Busy periods

Busy periods and holidays seem to go hand in hand in the translation industry – partly for supply and demand reasons. Christmas, Easter and the summer months are all busy periods when there are more requests and fewer available translators. When we hear that customers are planning a large website or catalogue translation project, we try to advise that this is carried out away from these times to avoid this lack of availability having an impact on quality.

Shorter turnaround times

I’ll admit it, this is not a factor that affects our ability to deliver, but it is always a consideration for us and it does relate to planning ahead. When a translation is planned in advance, we can offer far shorter turnaround times. It will never be possible for 10,000 words to be translated in a day, but we can avoid the additional days that need to be factored in while we wait for resources to be available to start work on the text.

Availability of key resources

Wherever possible, we build a team of translators who always work on requests for a certain customer. For urgent translation projects, it is not always possible to arrange for this team to work on the text, and our customers must choose between their urgent deadline and the risk of using resources who are less familiar with their texts.

In summary, with a bit of advance warning, the STAR UK PM team can pull off some incredible feats. We’re used to factoring this in to our schedules and are also able to keep you updated as to any upcoming dates that may affect timings.

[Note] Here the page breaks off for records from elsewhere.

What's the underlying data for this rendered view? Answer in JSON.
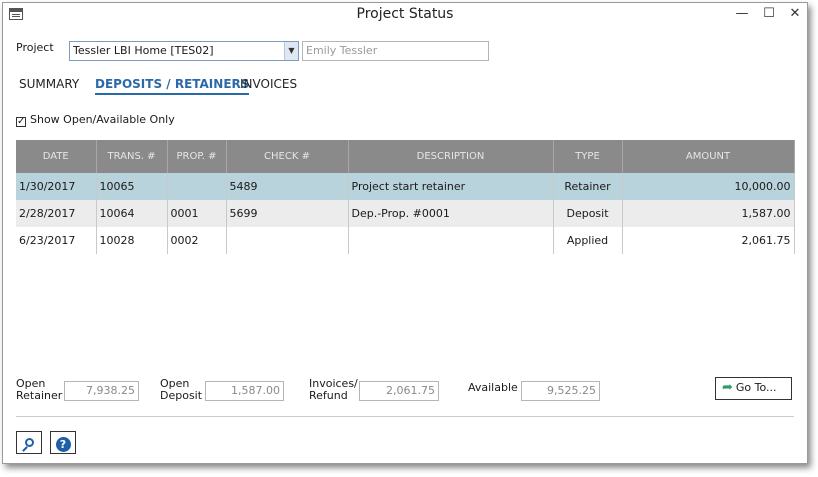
{
  "window": {
    "title": "Project Status",
    "minimize": "—",
    "maximize": "☐",
    "close": "✕"
  },
  "project": {
    "label": "Project",
    "selected": "Tessler LBI Home [TES02]",
    "client_placeholder": "Emily Tessler"
  },
  "tabs": [
    {
      "label": "SUMMARY"
    },
    {
      "label": "DEPOSITS / RETAINERS"
    },
    {
      "label": "INVOICES"
    }
  ],
  "filter": {
    "label": "Show Open/Available Only",
    "checked_glyph": "✓"
  },
  "table": {
    "columns": [
      "DATE",
      "TRANS. #",
      "PROP. #",
      "CHECK #",
      "DESCRIPTION",
      "TYPE",
      "AMOUNT"
    ],
    "rows": [
      {
        "date": "1/30/2017",
        "trans": "10065",
        "prop": "",
        "check": "5489",
        "description": "Project start retainer",
        "type": "Retainer",
        "amount": "10,000.00"
      },
      {
        "date": "2/28/2017",
        "trans": "10064",
        "prop": "0001",
        "check": "5699",
        "description": "Dep.-Prop. #0001",
        "type": "Deposit",
        "amount": "1,587.00"
      },
      {
        "date": "6/23/2017",
        "trans": "10028",
        "prop": "0002",
        "check": "",
        "description": "",
        "type": "Applied",
        "amount": "2,061.75"
      }
    ]
  },
  "summary": {
    "open_retainer": {
      "label1": "Open",
      "label2": "Retainer",
      "value": "7,938.25"
    },
    "open_deposit": {
      "label1": "Open",
      "label2": "Deposit",
      "value": "1,587.00"
    },
    "invoices_refund": {
      "label1": "Invoices/",
      "label2": "Refund",
      "value": "2,061.75"
    },
    "available": {
      "label": "Available",
      "value": "9,525.25"
    }
  },
  "buttons": {
    "goto": "Go To...",
    "goto_glyph": "➦",
    "help_glyph": "?"
  }
}
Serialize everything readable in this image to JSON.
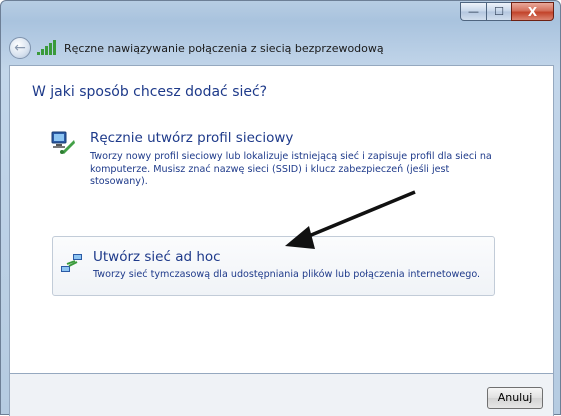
{
  "window": {
    "nav_title": "Ręczne nawiązywanie połączenia z siecią bezprzewodową",
    "buttons": {
      "minimize_glyph": "—",
      "maximize_glyph": "☐",
      "close_glyph": "X"
    }
  },
  "main": {
    "heading": "W jaki sposób chcesz dodać sieć?",
    "options": [
      {
        "title": "Ręcznie utwórz profil sieciowy",
        "description": "Tworzy nowy profil sieciowy lub lokalizuje istniejącą sieć i zapisuje profil dla sieci na komputerze. Musisz znać nazwę sieci (SSID) i klucz zabezpieczeń (jeśli jest stosowany).",
        "icon": "network-profile-icon"
      },
      {
        "title": "Utwórz sieć ad hoc",
        "description": "Tworzy sieć tymczasową dla  udostępniania plików lub połączenia internetowego.",
        "icon": "ad-hoc-network-icon"
      }
    ]
  },
  "footer": {
    "cancel_label": "Anuluj"
  },
  "colors": {
    "link_blue": "#1e3a8a",
    "close_red": "#c2432a"
  }
}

As observant visitors to our website will have noticed, we have an in-house team of translators of which we are very proud.


So why do we keep adding to our team of human translators while the rest of the industry is shedding them and moving towards greater automation and increased use of subcontractors? Simple: we’re convinced that it is the best way to provide our customers with the quality translations they want and deserve.

We believe close collaboration among a team of translators is the best way to do our job. A single translator can be experienced and knowledgeable, but how about ten translators?

For a customer, it’s great to have a translator who really knows their product and the style they want. But what if that translator is sick or takes a holiday right when they’re needed? With an in-house team, knowledge is pooled and resources shared, so there is no downtime. And when you have a really urgent translation, or a very large one, it’s comforting to know that there’s a dedicated team ready to pitch in.

Two pairs of eyes

At STAR we work to the Vier-Augen-Prinzip – the four-eye principle – which basically means our translations are reviewed by a second translator. This is so much easier to do when the reviewer is sitting right next to the translator, and they both know the customer equally well. It leads to some lively, not to say heated, discussions, but also to excellent translations.

By increasing the number of people in our team, we can also increase the number of languages we can handle in-house. German and French are the languages we get most call for, but these days we’re as comfortable working with Italian, Spanish, Swedish, Norwegian and Danish.

Using freelance translators

Naturally, we can’t cover everything in-house. Sometimes there’s too much work to do in-house, the text is of a specialist nature or it’s a language we don’t cover. We train our translators well and trust them, but we also know their limits. If your translation requires specialist knowledge that we don’t have, then we’ll place it with one of our carefully selected freelance translators.

Finally, we love having an in-house team because it makes for a vibrant, energetic workplace. Our translators are passionate about what they do and highly qualified, and it shows in their attitude to work. Professional pride makes them dedicated to getting translations right and back on time, and working in a team means there’s always someone there to help in a crisis.